[Collected data entries]
--*--

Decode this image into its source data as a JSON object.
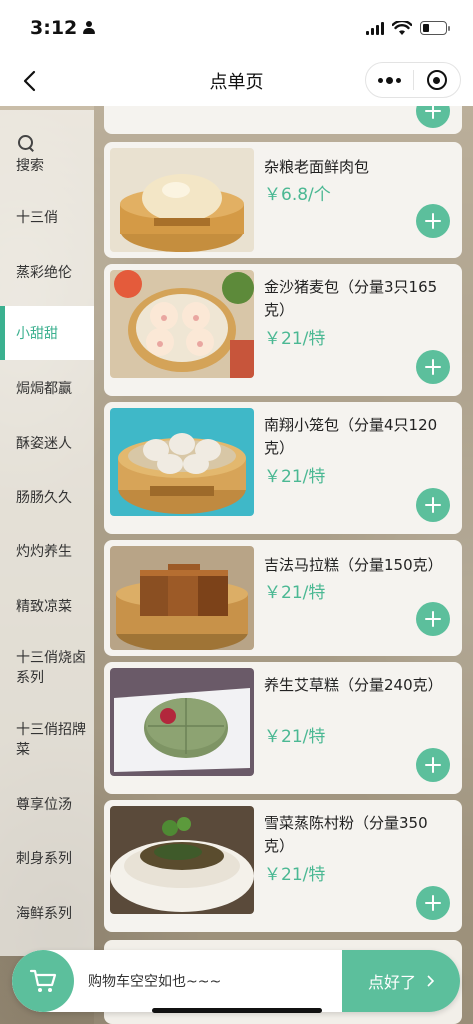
{
  "status_bar": {
    "time": "3:12"
  },
  "nav": {
    "title": "点单页"
  },
  "sidebar": {
    "search_label": "搜索",
    "items": [
      {
        "label": "十三俏"
      },
      {
        "label": "蒸彩绝伦"
      },
      {
        "label": "小甜甜",
        "active": true
      },
      {
        "label": "焗焗都赢"
      },
      {
        "label": "酥姿迷人"
      },
      {
        "label": "肠肠久久"
      },
      {
        "label": "灼灼养生"
      },
      {
        "label": "精致凉菜"
      },
      {
        "label": "十三俏烧卤\n系列"
      },
      {
        "label": "十三俏招牌\n菜"
      },
      {
        "label": "尊享位汤"
      },
      {
        "label": "刺身系列"
      },
      {
        "label": "海鲜系列"
      }
    ]
  },
  "menu": {
    "items": [
      {
        "name": "杂粮老面鲜肉包",
        "price": "￥6.8/个",
        "image": "steamed-bun"
      },
      {
        "name": "金沙猪麦包（分量3只165克）",
        "price": "￥21/特",
        "image": "piggy-buns"
      },
      {
        "name": "南翔小笼包（分量4只120克）",
        "price": "￥21/特",
        "image": "xiaolongbao"
      },
      {
        "name": "吉法马拉糕（分量150克）",
        "price": "￥21/特",
        "image": "malay-cake"
      },
      {
        "name": "养生艾草糕（分量240克）",
        "price": "￥21/特",
        "image": "mugwort-cake"
      },
      {
        "name": "雪菜蒸陈村粉（分量350克）",
        "price": "￥21/特",
        "image": "rice-noodle-rolls"
      }
    ]
  },
  "cart": {
    "empty_text": "购物车空空如也~~~",
    "checkout_label": "点好了"
  },
  "colors": {
    "accent": "#5cbf9c",
    "price": "#4bb893"
  }
}
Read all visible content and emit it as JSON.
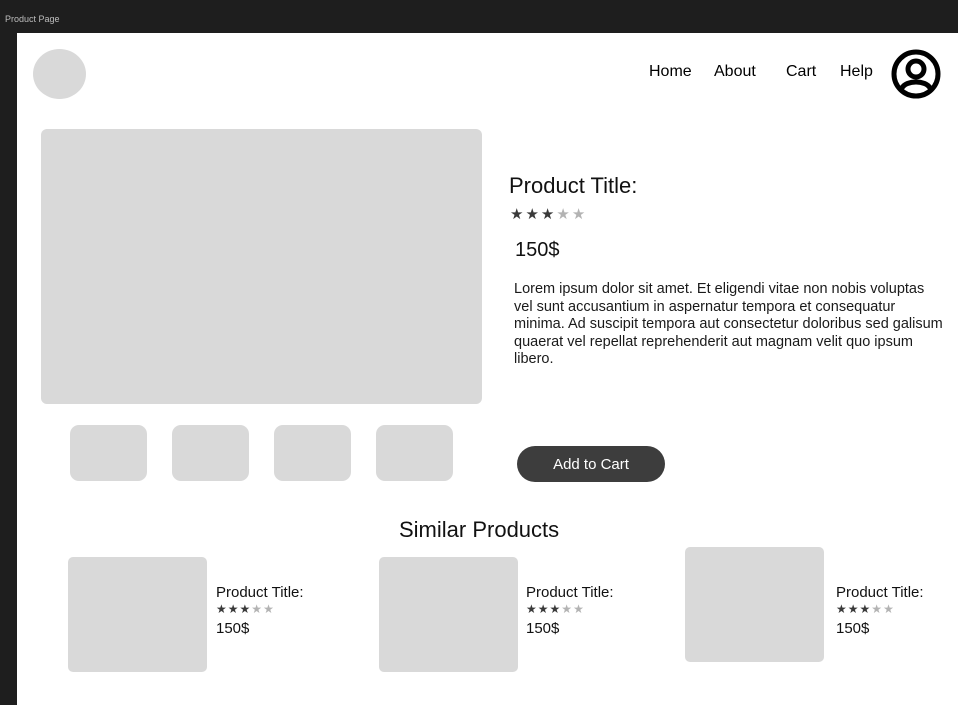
{
  "window": {
    "frame_label": "Product Page"
  },
  "header": {
    "nav": [
      "Home",
      "About",
      "Cart",
      "Help"
    ],
    "logo_icon": "logo-placeholder",
    "account_icon": "user-circle-icon"
  },
  "product": {
    "title": "Product Title:",
    "rating": 3,
    "rating_max": 5,
    "price": "150$",
    "description": "Lorem ipsum dolor sit amet. Et eligendi vitae non nobis voluptas vel sunt accusantium in aspernatur tempora et consequatur minima. Ad suscipit tempora aut consectetur doloribus sed galisum quaerat vel repellat reprehenderit aut magnam velit quo ipsum libero.",
    "add_to_cart_label": "Add to Cart"
  },
  "similar": {
    "heading": "Similar Products",
    "items": [
      {
        "title": "Product Title:",
        "rating": 3,
        "rating_max": 5,
        "price": "150$"
      },
      {
        "title": "Product Title:",
        "rating": 3,
        "rating_max": 5,
        "price": "150$"
      },
      {
        "title": "Product Title:",
        "rating": 3,
        "rating_max": 5,
        "price": "150$"
      }
    ]
  },
  "colors": {
    "placeholder": "#d9d9d9",
    "button": "#3d3d3d",
    "star_filled": "#3a3a3a",
    "star_empty": "#b3b3b3",
    "frame_background": "#1e1e1e"
  }
}
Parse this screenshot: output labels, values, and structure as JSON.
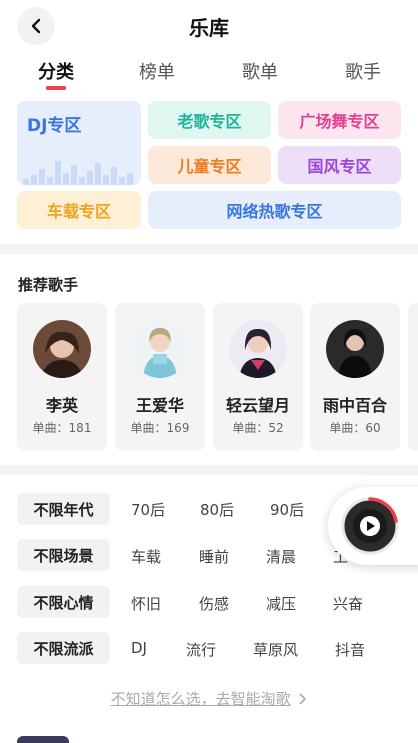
{
  "header": {
    "title": "乐库"
  },
  "tabs": [
    {
      "label": "分类"
    },
    {
      "label": "榜单"
    },
    {
      "label": "歌单"
    },
    {
      "label": "歌手"
    }
  ],
  "categories": [
    {
      "label": "DJ专区",
      "color": "#3a76e0",
      "bg": "#e6eefc"
    },
    {
      "label": "老歌专区",
      "color": "#1fb39a",
      "bg": "#dff6f1"
    },
    {
      "label": "广场舞专区",
      "color": "#e2418f",
      "bg": "#fce5ef"
    },
    {
      "label": "儿童专区",
      "color": "#f07a1f",
      "bg": "#fde9da"
    },
    {
      "label": "国风专区",
      "color": "#9a45d8",
      "bg": "#eedff8"
    },
    {
      "label": "车载专区",
      "color": "#f0a31b",
      "bg": "#fdf0d5"
    },
    {
      "label": "网络热歌专区",
      "color": "#3a76e0",
      "bg": "#e6eefc"
    }
  ],
  "recommended": {
    "title": "推荐歌手",
    "singers": [
      {
        "name": "李英",
        "count": "单曲：181"
      },
      {
        "name": "王爱华",
        "count": "单曲：169"
      },
      {
        "name": "轻云望月",
        "count": "单曲：52"
      },
      {
        "name": "雨中百合",
        "count": "单曲：60"
      }
    ]
  },
  "filters": [
    {
      "label": "不限年代",
      "options": [
        "70后",
        "80后",
        "90后"
      ]
    },
    {
      "label": "不限场景",
      "options": [
        "车载",
        "睡前",
        "清晨",
        "工"
      ]
    },
    {
      "label": "不限心情",
      "options": [
        "怀旧",
        "伤感",
        "减压",
        "兴奋"
      ]
    },
    {
      "label": "不限流派",
      "options": [
        "DJ",
        "流行",
        "草原风",
        "抖音"
      ]
    }
  ],
  "smart_link": "不知道怎么选，去智能淘歌",
  "accent_color": "#f23f4d"
}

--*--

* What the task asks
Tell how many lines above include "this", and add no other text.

* Your solution
2